I looked at the pressure loss charts and looks like i could lose about a third of my pressure. How do i get the flow and psi without tapping into the water line? If i end up with 6gpm and 45psi or something im going to be looking at something like 4 low flow rotors or 2 larger ones per station?
I found a post here and ran two 5 gallon buckets off 2 spigots and both filled in less than a minute so i dont think the 5/8 supply line is correct.

6. ### Wet_BootsLawnSite Fanaticfrom metro NYCMessages: 52,353

If you are going to do this project, you are going to have to make a connection for the supply. That means you might just as well make that connection, then proceed to flow-and-pressure testing on your actual supply plumbing, as opposed to filling buckets and making guesses.

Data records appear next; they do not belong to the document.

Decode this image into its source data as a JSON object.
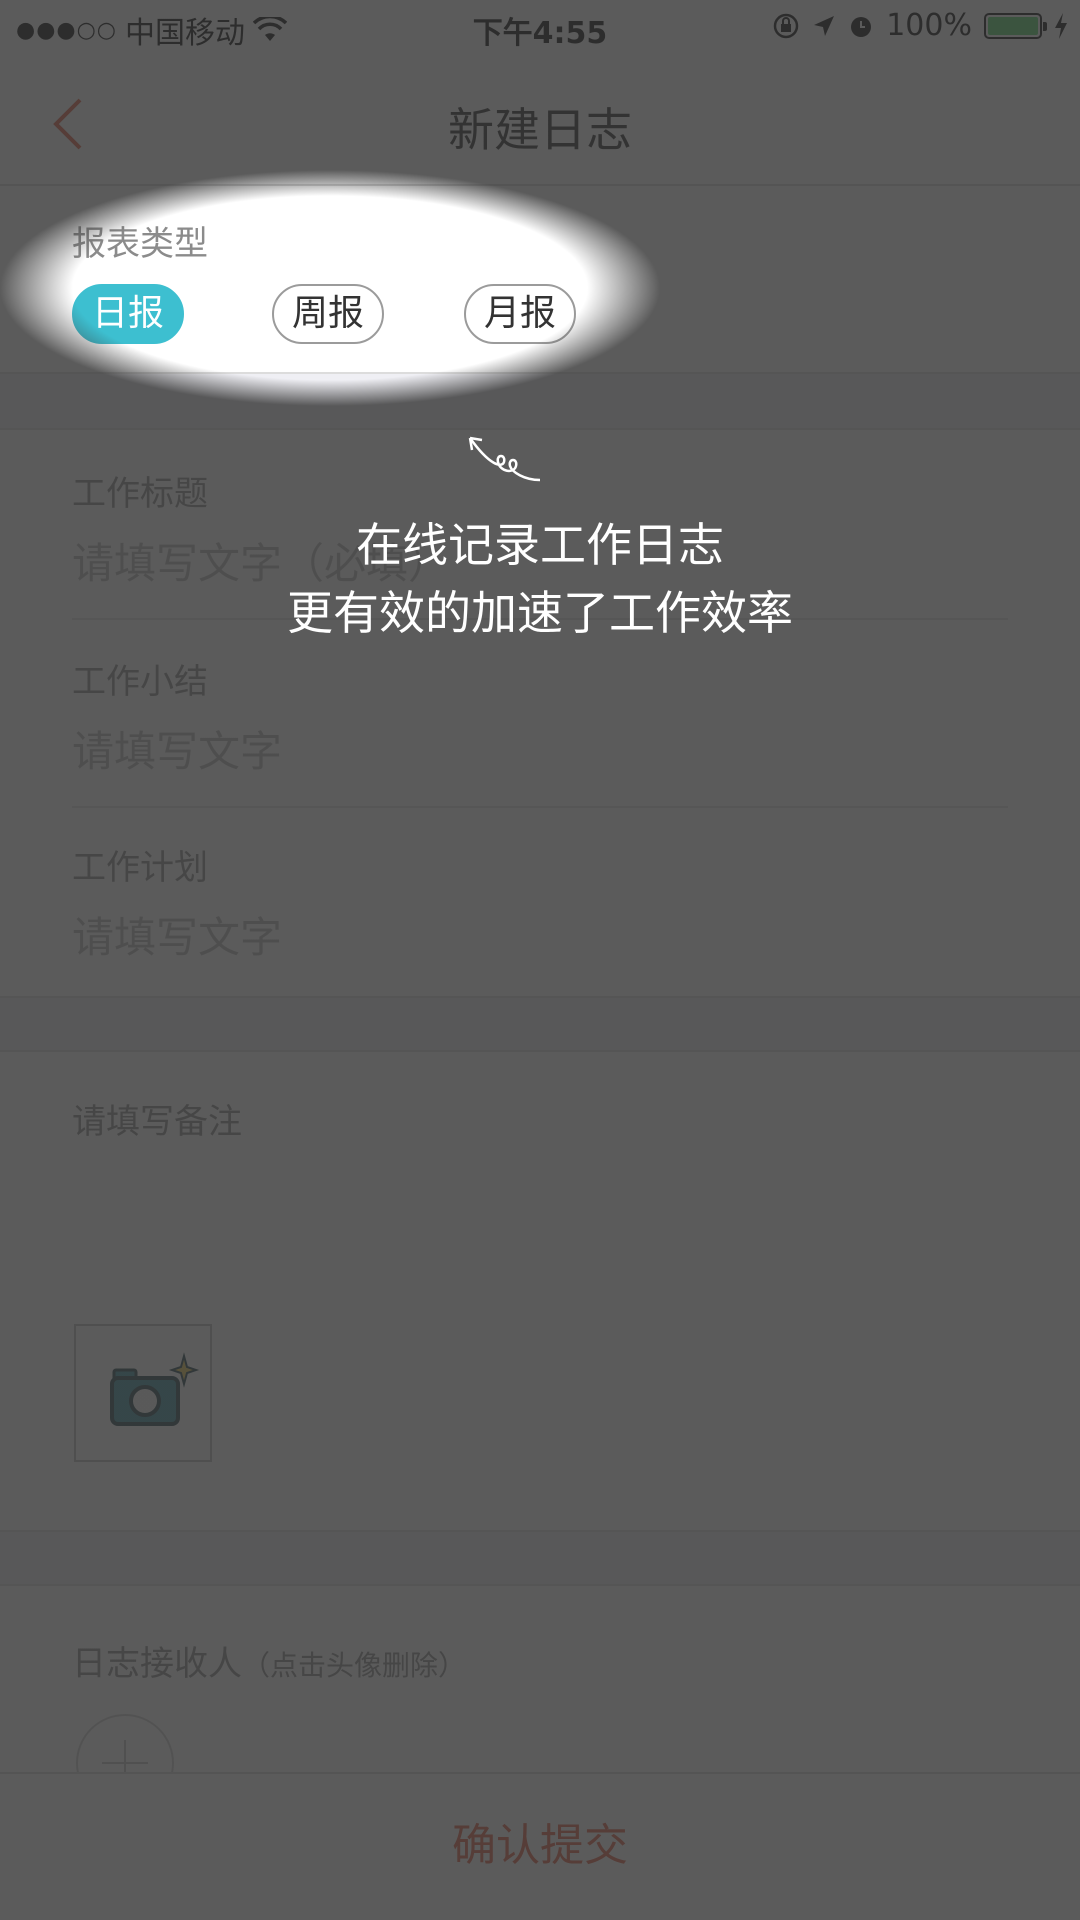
{
  "status_bar": {
    "carrier": "中国移动",
    "time": "下午4:55",
    "battery": "100%",
    "battery_level": 1.0,
    "signal_icon": "signal-dots-icon",
    "wifi_icon": "wifi-icon"
  },
  "nav": {
    "title": "新建日志",
    "back_icon": "chevron-left-icon"
  },
  "report_type": {
    "label": "报表类型",
    "options": [
      "日报",
      "周报",
      "月报"
    ],
    "selected": "日报"
  },
  "fields": {
    "title_label": "工作标题",
    "title_placeholder": "请填写文字（必填）",
    "summary_label": "工作小结",
    "summary_placeholder": "请填写文字",
    "plan_label": "工作计划",
    "plan_placeholder": "请填写文字",
    "remark_placeholder": "请填写备注"
  },
  "recipients": {
    "label": "日志接收人",
    "hint": "（点击头像删除）"
  },
  "submit_label": "确认提交",
  "guide": {
    "line1": "在线记录工作日志",
    "line2": "更有效的加速了工作效率"
  },
  "colors": {
    "accent": "#3dbfd0",
    "submit_text": "#e0573a",
    "overlay": "rgba(55,55,55,0.82)"
  }
}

Understand that pressure loss in a long supply line can be almost zeroed out by oversizing the pipe diameter. Costs money, but it isn't impossible.